## Exercise description
Within this material, find every line where the string "JSON" appears, and copy it out.

## Data shown

━━━━━━━━━━━━━━━━━━━━━━━━━━━━━━

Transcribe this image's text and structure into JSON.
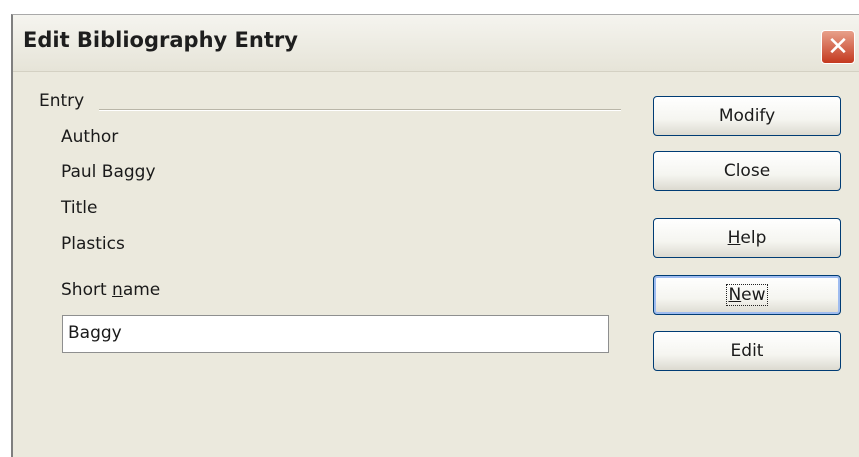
{
  "dialog": {
    "title": "Edit Bibliography Entry",
    "close_symbol": "✕"
  },
  "entry": {
    "frame_label": "Entry",
    "author_label": "Author",
    "author_value": "Paul Baggy",
    "title_label": "Title",
    "title_value": "Plastics",
    "short_name_label_pre": "Short ",
    "short_name_label_mnemonic": "n",
    "short_name_label_post": "ame",
    "short_name_value": "Baggy"
  },
  "buttons": {
    "modify": "Modify",
    "close": "Close",
    "help_mnemonic": "H",
    "help_rest": "elp",
    "new_mnemonic": "N",
    "new_rest": "ew",
    "edit": "Edit"
  },
  "colors": {
    "dialog_bg": "#ebe9dd",
    "close_button": "#c4391f",
    "button_border": "#003c74"
  }
}
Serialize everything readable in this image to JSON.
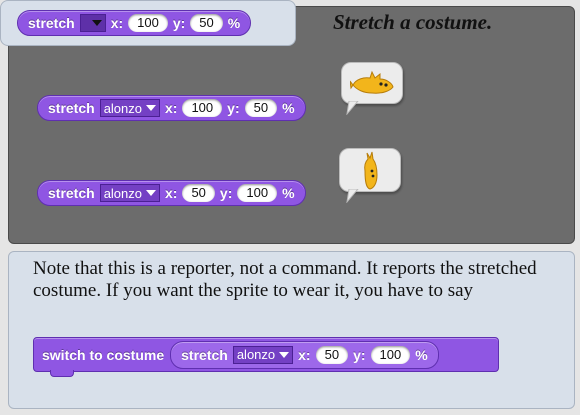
{
  "title": "Stretch a costume.",
  "top_block": {
    "label": "stretch",
    "x_label": "x:",
    "x_value": "100",
    "y_label": "y:",
    "y_value": "50",
    "percent": "%"
  },
  "example1": {
    "label": "stretch",
    "costume": "alonzo",
    "x_label": "x:",
    "x_value": "100",
    "y_label": "y:",
    "y_value": "50",
    "percent": "%"
  },
  "example2": {
    "label": "stretch",
    "costume": "alonzo",
    "x_label": "x:",
    "x_value": "50",
    "y_label": "y:",
    "y_value": "100",
    "percent": "%"
  },
  "note": "Note that this is a reporter, not a command.  It reports the stretched costume.  If you want the sprite to wear it, you have to say",
  "command_block": {
    "label": "switch to costume",
    "stretch": {
      "label": "stretch",
      "costume": "alonzo",
      "x_label": "x:",
      "x_value": "50",
      "y_label": "y:",
      "y_value": "100",
      "percent": "%"
    }
  },
  "icons": {
    "result1": "alonzo-sprite-wide-icon",
    "result2": "alonzo-sprite-tall-icon"
  },
  "colors": {
    "block": "#8f56e3",
    "dark_panel": "#6c6c6c",
    "light_panel": "#d8e0ea",
    "sprite": "#f2b51b"
  }
}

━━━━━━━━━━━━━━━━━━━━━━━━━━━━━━

## Task answer
Transcribe this image's text and structure into JSON.
Serialize everything readable in this image to JSON.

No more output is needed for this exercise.